The Indian automotive industry is driving into 2022 with a positive mindset in its quest to reach the pre-pandemic levels of sales volume, having built a solid foundation in 2021 amid semiconductor shortage hampering production.
With demand still buoyant in the passenger vehicle segment despite challenges of commodity price increases, many automobile manufacturers are upbeat to embrace new technologies, specially in the electric mobility space which is expected to witness a slew of launches in both four- and two-wheeler categories in the coming year.
Although the Omicron variant of COVID is still a concern for many automakers, they feel that the learnings from the past two years will come handy in carrying out business, having adopted digitisation in large scale, even if there were to be a third wave. In an interaction with PTI, Maruti Suzuki India Chairman R C Bhargava expressed hope that 2022 would pan out to be better for the industry as compared to 2021.
"This year, we had a lot of production loss due to shortage of semiconductors. I think the situation will be much better in 2022," he said, adding the economy is going to grow faster, which is again a positive factor. "So all these put together, except for the uncertainty related to the Omicron variant, I think it indicates that 2022 would be a much better year," he stated.
While acknowledging that 2021 has turned out to be a very challenging year for the industry, SIAM Director General Rajesh Menon also expressed hope for a better churn in the new year. "The auto industry is hopeful that the new variant of Omicron of COVID would not play a major spoilsport and the society and economy would be able to sustain with reasonable health and safety precautions.
We are hopeful that once the semiconductor crisis eases out, the industry can expect to do better in 2022," he stated. Favourable government policies such as the extension of FAME-II scheme till 2024, enhancement of incentives for two-wheelers and launch of the production-linked incentive (PLI) scheme for auto and auto component sector for about Rs 26,000 crore and PLI for advanced chemistry cell for about Rs 18,000 crore will provide enormous support to the sector as it adopts advanced technologies, Menon noted.
While the recently-announced incentive scheme of Rs 76,000 crore for semiconductor manufacturing over six years is encouraging, he said the announcements for setting up scrappage centres, inspection and certification facilities would result in scrapping of vehicles which are not road worthy, thereby creating demand.

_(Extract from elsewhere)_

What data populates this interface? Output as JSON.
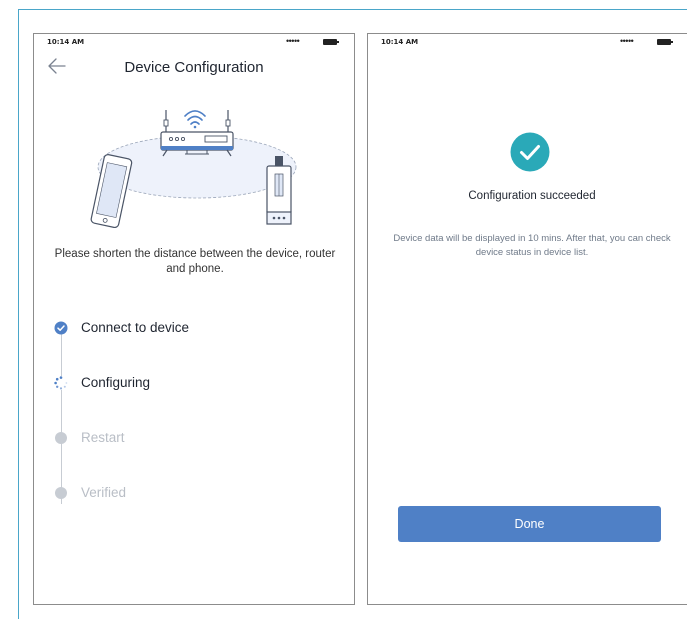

Sharing the optimism, Tata Motors President, Passenger Vehicle Business Unit, Shailesh Chandra said, "Looking ahead, we expect the demand for passenger ICE and electric vehicles to remain strong even as concerns about the supply of semiconductors and high input costs continue alongside the uncertainties connected with the Omicron variant.
" Mahindra & Mahindra Executive Director (Auto and Farm Sectors) Rajesh Jejurikar noted that overall, the industry has been through a tremendous learning curve, be it in terms of managing resources, supply chains, adopting technology and digitisation to improving customer experiences and innovating quickly to respond to changing dynamics.
"I feel these learnings will stand us in good stead as we move forward," he added. Yet, Honda Cars India President and CEO Gaku Nakanishi said the outlook for 2022 remains "cautiously optimistic owing to concerns about constant rise in the cost of raw material as well as supply-side constraints". A Hyundai spokesperson noted: "At present, the automobile sector is witnessing multiple changes with the government driving a variety of initiatives in parallel to boost the auto sector through product-linked, scrappage policy, etc."
"We are cautiously optimistic as the government has undertaken a gamut of initiatives to promote investments and growth in the entire manufacturing value-chain in India," the spokesperson said. From luxury carmakers' point of view, Mercedes-Benz India Managing Director and CEO Martin Schwenk said, "The demand outlook is positive. We have created a good foundation this year... We can come back to what we had in the total market prior to the pandemic crisis... I would definitely see for the luxury segment that we will be able to go back to the growth rates we had until say 2018 on an annualised basis.
" Expressing similar views, Audi India Head Balbir Singh Dhillon noted that the segment is showing encouraging signs and the pace is expected to pick-up in the coming months. Yet, he said, "The luxury car industry will take on an average two more years for sales to reach pre-pandemic levels of 35,000-40,000 units a year. The industry needs a stable policy for the segment to grow. Taxation and duty structures make it difficult for the segment to expand."
Schwenk also pointed out that there is "always a disclaimer because everyone is wondering what's happening next now with whatever variant of the virus". Reflecting on the challenges faced by the auto industry in 2021, Menon said the second wave of COVID pandemic and subsequent staggered state-wise lockdowns in April and May and supply chain disruptions due to the ongoing global semiconductor shortage had a severe impact on the industry.
Rising commodity prices put enormous cost pressure on the industry and hence there have been several price increases across vehicle segments in 2021, he stated. As for auto component makers, industry body ACMA President Sunjay Kapur said in 2022, all segments of the vehicle industry, especially the two-wheeler sector, are expected to demonstrate robust performance.
"That apart, strong global demand for India made components and the thrust on EVs have given rise to several opportunities that the component manufacturers can harness," he said.